I was drifting, yes, but I had a trajectory. My mind was full of grids and vectors, my heart cautiously lightened with the hope of obtaining a new plan. I knew of a landing point where I might find that plan. It had been a deceptively short journey fueled only by the blind mechanical movements of my courageous legs, who brought me to the aircraft as I continued to assure myself that this time, I’d be able to figure it all out. A tangled swath of lank hair streamed away from my wind-burned face as I descended toward that world I had aimed for, the knuckles of my fingers dry and gnarled from clutching tight the whole way to my pathetic bursting bundles wrapped up in twine, those value-less yet indispensible things I must always carry with me. Cities jumped in and out of the mist as I descended. I held tight with numb hands to my bundles as the wind buffeted past and I descended. My mind inactive, everything on auto-pilot, ever in transit.
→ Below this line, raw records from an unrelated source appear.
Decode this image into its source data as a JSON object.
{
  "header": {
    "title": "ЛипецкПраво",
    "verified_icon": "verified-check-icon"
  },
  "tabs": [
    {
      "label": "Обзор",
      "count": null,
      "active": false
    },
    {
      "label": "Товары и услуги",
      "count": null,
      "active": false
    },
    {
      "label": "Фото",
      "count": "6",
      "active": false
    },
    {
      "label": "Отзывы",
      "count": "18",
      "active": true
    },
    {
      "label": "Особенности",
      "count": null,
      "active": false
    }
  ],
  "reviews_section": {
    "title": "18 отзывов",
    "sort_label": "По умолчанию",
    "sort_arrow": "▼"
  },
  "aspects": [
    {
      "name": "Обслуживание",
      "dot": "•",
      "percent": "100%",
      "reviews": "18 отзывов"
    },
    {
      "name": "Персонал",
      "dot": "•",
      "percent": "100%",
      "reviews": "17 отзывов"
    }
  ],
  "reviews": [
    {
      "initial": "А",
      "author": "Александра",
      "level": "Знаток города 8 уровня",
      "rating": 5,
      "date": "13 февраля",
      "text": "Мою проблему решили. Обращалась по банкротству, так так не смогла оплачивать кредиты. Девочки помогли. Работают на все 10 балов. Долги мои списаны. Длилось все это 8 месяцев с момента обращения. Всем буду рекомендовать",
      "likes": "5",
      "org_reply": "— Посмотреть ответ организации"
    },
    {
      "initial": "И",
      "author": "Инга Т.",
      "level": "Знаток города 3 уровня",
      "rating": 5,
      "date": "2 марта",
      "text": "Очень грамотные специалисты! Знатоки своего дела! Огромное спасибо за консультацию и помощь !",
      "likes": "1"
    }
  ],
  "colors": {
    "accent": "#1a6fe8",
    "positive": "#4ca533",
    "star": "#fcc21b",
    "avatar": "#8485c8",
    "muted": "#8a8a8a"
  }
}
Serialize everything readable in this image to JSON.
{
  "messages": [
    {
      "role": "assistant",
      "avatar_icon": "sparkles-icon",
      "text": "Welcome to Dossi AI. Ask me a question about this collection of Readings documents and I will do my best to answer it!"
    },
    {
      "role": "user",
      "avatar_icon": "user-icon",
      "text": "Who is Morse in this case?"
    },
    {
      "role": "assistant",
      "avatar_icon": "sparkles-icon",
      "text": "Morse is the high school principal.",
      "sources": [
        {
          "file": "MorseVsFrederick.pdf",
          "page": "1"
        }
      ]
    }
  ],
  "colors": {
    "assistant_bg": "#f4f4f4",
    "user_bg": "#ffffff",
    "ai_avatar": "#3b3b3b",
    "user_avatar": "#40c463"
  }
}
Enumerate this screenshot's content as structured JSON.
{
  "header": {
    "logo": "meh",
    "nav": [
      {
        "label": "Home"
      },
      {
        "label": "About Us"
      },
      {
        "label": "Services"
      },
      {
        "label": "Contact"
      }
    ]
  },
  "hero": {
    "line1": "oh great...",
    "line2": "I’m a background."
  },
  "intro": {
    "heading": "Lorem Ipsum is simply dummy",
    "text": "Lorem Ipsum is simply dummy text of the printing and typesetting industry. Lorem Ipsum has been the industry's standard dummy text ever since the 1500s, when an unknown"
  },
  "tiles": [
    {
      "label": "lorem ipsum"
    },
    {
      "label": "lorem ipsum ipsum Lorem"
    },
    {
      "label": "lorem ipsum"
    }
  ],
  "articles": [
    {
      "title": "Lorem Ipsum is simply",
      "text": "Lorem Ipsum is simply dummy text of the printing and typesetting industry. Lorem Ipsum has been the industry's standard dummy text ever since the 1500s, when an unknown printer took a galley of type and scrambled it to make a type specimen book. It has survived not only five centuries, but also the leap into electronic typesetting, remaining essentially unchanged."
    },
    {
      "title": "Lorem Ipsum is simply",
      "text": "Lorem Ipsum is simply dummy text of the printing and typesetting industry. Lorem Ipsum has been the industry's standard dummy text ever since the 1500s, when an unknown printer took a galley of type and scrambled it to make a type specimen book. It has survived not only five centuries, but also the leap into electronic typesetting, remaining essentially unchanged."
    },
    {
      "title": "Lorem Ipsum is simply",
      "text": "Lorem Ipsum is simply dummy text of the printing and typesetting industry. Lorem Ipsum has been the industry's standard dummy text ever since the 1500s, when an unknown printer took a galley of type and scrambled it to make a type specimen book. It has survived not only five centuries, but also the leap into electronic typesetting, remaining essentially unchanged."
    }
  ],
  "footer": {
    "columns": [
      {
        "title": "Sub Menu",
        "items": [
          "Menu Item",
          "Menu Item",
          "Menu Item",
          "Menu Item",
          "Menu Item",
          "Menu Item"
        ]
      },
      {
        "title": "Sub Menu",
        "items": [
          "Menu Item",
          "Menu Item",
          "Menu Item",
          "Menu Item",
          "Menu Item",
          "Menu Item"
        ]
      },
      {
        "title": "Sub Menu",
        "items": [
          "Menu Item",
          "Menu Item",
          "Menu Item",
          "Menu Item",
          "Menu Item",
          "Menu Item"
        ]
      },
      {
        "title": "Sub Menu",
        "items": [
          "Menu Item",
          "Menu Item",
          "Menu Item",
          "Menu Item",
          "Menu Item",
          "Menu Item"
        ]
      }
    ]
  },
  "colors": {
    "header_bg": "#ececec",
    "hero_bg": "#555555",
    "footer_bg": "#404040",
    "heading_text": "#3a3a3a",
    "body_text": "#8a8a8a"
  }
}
Upon touching down, I looked around to find a jumbled, empty version of the places I left, like a ransom note constructed of an entire town. Where I expected discovery, I find repetition . Where I expected challenge, I find tedium. I set myself afloat to find some slot in which to fit myself, but touching down here I find I’m just as confused as ever about which direction to take.
Welcome to Calais.
It’s not that I don’t like this town. There are some truly lovely parts of it, and it is filled to the brim with welcoming people and interesting history. My job is going fairly well. The teachers and students are nice enough to me, and to tell the truth they require a ludicrously small amount of work from me in exchange for my salary.
And it’s not that this place isn’t beautiful. The beauty of it is simply superficial when you are experiencing it alone. It all seems pointless when there’s no one to share it with. This whole time I’ve known that outside of songs, love is not all you need. I’ve known that women who depend on their relationships are weak, and that unless I want to be one of those weak women and regress the population, I’d better get independent, fast. And yet, coming here alone has made me realize how much of my new concept of “home” lives with Mark, and how much I want to return to that home. All I know about what I want to do with my life is that it involves him, which rules out a lot of possibilities I had previously considered. How annoying. I had expected more strength from myself. What bitter disappointment, then, to find that all this time I have been taking part in some dull, predictable love story.
The whole point of this “adventure” of mine was to stall for time. Time to figure out where my life should be going and experience to point me in the right direction. I was stalling for time in my job last year. I was stalling for time in the Peace Corps. I was stalling for time in college. My entire adult life is essentially one titanic effort to dodge that stupid, age-old question, “What do you want to be when you grow up?” And so, with these new developments in what I do and don’t want in my life, I drift as aimlessly in France as I did in America, always subject to the whims and inconsistencies of the wind.
I don’t know what I should be or what I want to be. I don’t know what to do with this life that I’ve got. My only idea is to sit in tree tops and catch more of the thin, lacey sunlight that strains to find this city. You see, the sunlight you find here is not the same character you see in other parts of the world. In Phoenix, the sunlight hammers on you as you step outside, a solid presence binding you in a comforting, near-mummification of heat. In Denver, it dances and whirls elegantly around you, sparkling off lakes and city structures. But in Calais, it flutters down insubstantially, occasionally draping over the gray and forest green color palette of the city, only to slide off seconds later having warmed nothing at all. I want to sit on the highest branches of the tallest trees and gather it around me like gauze, like tule, so I can finally make something substantial of it. I want to forge the watery sunlight here into something brilliant and useful. I want to gather it all to make a bright and shining craft light enough to lift me back off the ground.